KAC Member Spotlight - Ron Smith
by Anita Jansman
Ron Smith has had a successful career as a highly technical land surveyor, but his passion for painting far exceeds his interest in measuring and mapping out land. He prefers to paint the scenery rather than apply mathematical formulas to it.
It was in northern Quebec where his father worked in a logging depot, that Smith developed a love of nature.
“We were completely isolated there and the great outdoors was where I played and where I was educated,” says Smith.
In his youth while canoeing on the Madawaska River, he discovered that a camera could capture nature’s beautiful images, and since then, his camera has remained one of his best friends.
As so many young people are advised and choose to do, Smith took the practical route and studied, not fine art, but land surveying at Carleton University, resulting in a good, steady career. But his need to create beautiful things never left him and in 1982, he applied the drafting skills needed as a surveyor to drawing. He discovered something – he could draw.
“As a surveyor, I had to think linearly and rationally, because as a society we are so linear. As a painter, I want to get away from linear thinking and be more abstract,” he says.
Since the mid-1980s, Smith has pursued painting with a fierce passion. He continues to hone his craft by taking drawing and painting lessons – with an added bonus – his daughter, Julie Davidson Smith is on an artistic journey with him. A well-known Kingston painter, Julie received the 2012 Hilary Scanlon Award in the KAC's Juried Art Salon, and the 2013 OKWA 25th Anniversary Exhibition award. In fact, Smith names Julie as one of his inspirations and sees himself as a role model for her.
Today, Smith believes as strongly as ever in the pursuit of beauty through art. With his trusty camera, he seeks out his subjects in natural settings and in the urban landscape. He then creates his own abstract paintings based on what he sees and on where his imagination goes, using both acrylic and encaustic mediums.
“I have long been fascinated by the beauty in conventional landscapes and the striking images that can be found in the urban built environment. My imagination is inspired to abstract these images to various degrees depending on the subject matter,” says Smith.
A resident of Gananoque and member of the Kingston Arts Council, Smith sees real value in participating in the arts community.

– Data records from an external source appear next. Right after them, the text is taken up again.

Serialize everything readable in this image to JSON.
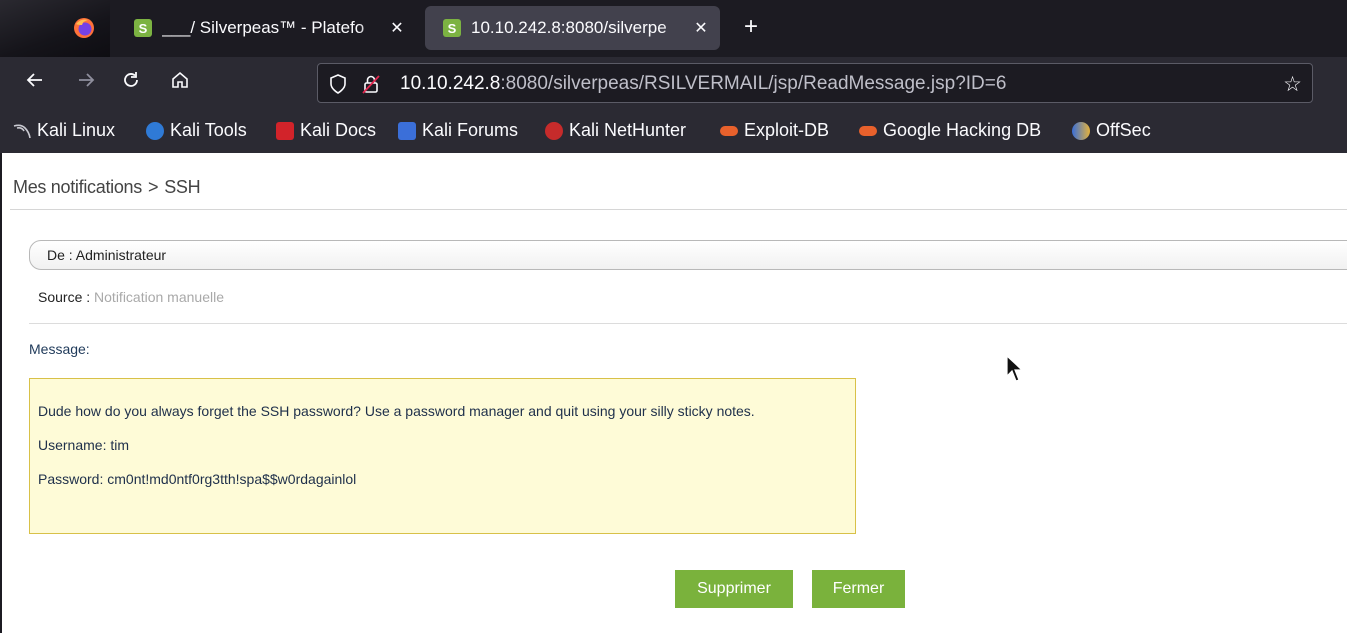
{
  "browser": {
    "tabs": [
      {
        "title": "___/ Silverpeas™ - Platefo",
        "favicon": "S",
        "close": "✕",
        "active": false
      },
      {
        "title": "10.10.242.8:8080/silverpe",
        "favicon": "S",
        "close": "✕",
        "active": true
      }
    ],
    "new_tab": "+",
    "url_host": "10.10.242.8",
    "url_rest": ":8080/silverpeas/RSILVERMAIL/jsp/ReadMessage.jsp?ID=6",
    "bookmarks": [
      {
        "label": "Kali Linux",
        "icon": "kali-dragon-icon"
      },
      {
        "label": "Kali Tools",
        "icon": "kali-tools-icon"
      },
      {
        "label": "Kali Docs",
        "icon": "kali-docs-icon"
      },
      {
        "label": "Kali Forums",
        "icon": "kali-forums-icon"
      },
      {
        "label": "Kali NetHunter",
        "icon": "kali-nethunter-icon"
      },
      {
        "label": "Exploit-DB",
        "icon": "exploit-db-icon"
      },
      {
        "label": "Google Hacking DB",
        "icon": "ghdb-icon"
      },
      {
        "label": "OffSec",
        "icon": "offsec-icon"
      }
    ]
  },
  "page": {
    "breadcrumb": {
      "root": "Mes notifications",
      "separator": ">",
      "current": "SSH"
    },
    "from_label": "De : Administrateur",
    "source_label": "Source :",
    "source_value": "Notification manuelle",
    "message_label": "Message:",
    "message": {
      "line1": "Dude how do you always forget the SSH password? Use a password manager and quit using your silly sticky notes.",
      "line2": "Username: tim",
      "line3": "Password: cm0nt!md0ntf0rg3tth!spa$$w0rdagainlol"
    },
    "buttons": {
      "delete": "Supprimer",
      "close": "Fermer"
    }
  },
  "colors": {
    "accent_button": "#7ab23c",
    "message_bg": "#fefbd7",
    "message_border": "#d8c148",
    "tab_active": "#42414d",
    "toolbar": "#2b2a33"
  }
}
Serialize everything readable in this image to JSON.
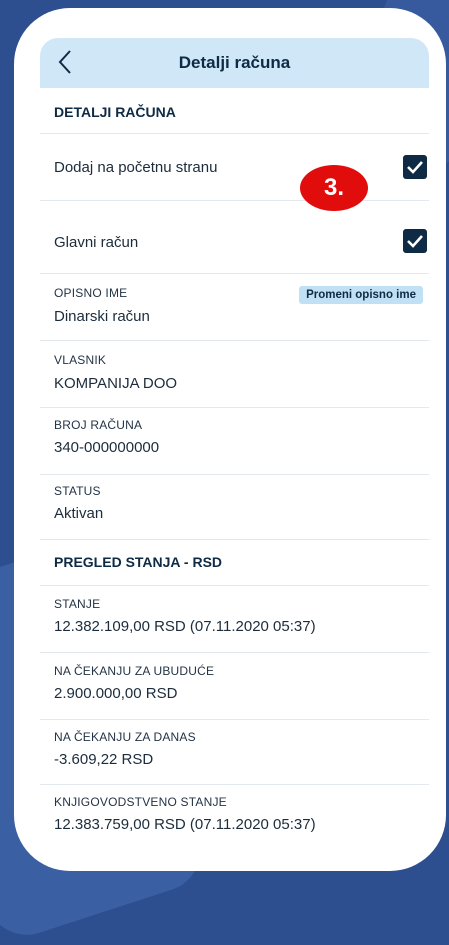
{
  "header": {
    "title": "Detalji računa"
  },
  "details": {
    "section_title": "DETALJI RAČUNA",
    "add_to_home": {
      "label": "Dodaj na početnu stranu",
      "checked": true
    },
    "main_account": {
      "label": "Glavni račun",
      "checked": true
    },
    "descriptive_name": {
      "label": "OPISNO IME",
      "value": "Dinarski račun",
      "action": "Promeni opisno ime"
    },
    "owner": {
      "label": "VLASNIK",
      "value": "KOMPANIJA DOO"
    },
    "account_number": {
      "label": "BROJ RAČUNA",
      "value": "340-000000000"
    },
    "status": {
      "label": "STATUS",
      "value": "Aktivan"
    }
  },
  "balance": {
    "section_title": "PREGLED STANJA - RSD",
    "balance": {
      "label": "STANJE",
      "value": "12.382.109,00 RSD (07.11.2020 05:37)"
    },
    "pending_future": {
      "label": "NA ČEKANJU ZA UBUDUĆE",
      "value": "2.900.000,00 RSD"
    },
    "pending_today": {
      "label": "NA ČEKANJU ZA DANAS",
      "value": "-3.609,22 RSD"
    },
    "book_balance": {
      "label": "KNJIGOVODSTVENO STANJE",
      "value": "12.383.759,00 RSD (07.11.2020 05:37)"
    }
  },
  "step_badge": "3.",
  "colors": {
    "header_bg": "#cfe7f7",
    "primary": "#0e2a45",
    "badge": "#e10d0d",
    "background": "#2d4f8f"
  }
}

“Our culture trivializes art so we need organizations like the KAC that genuinely promotes and advocates for artists. Every municipality realizes that art is good for business,” he says.
But more importantly, Smith has come to realize that living an artistic life means belonging to a community, to a group of like-minded artists, and that is the greatest benefit an organization like the KAC offers.
“When one of my paintings was selected for the Juried Art Salon, it clicked for me. I realized that I was part of a community. It didn’t matter whether I won or not, it’s that I was included,” says Smith.
To see Ron Smith's painting and all other submissions and award winners, please visit the 13th Annual KAC Juried Art Salon currently on display at the Wilson Room of the Kingston Public Library until the end of May.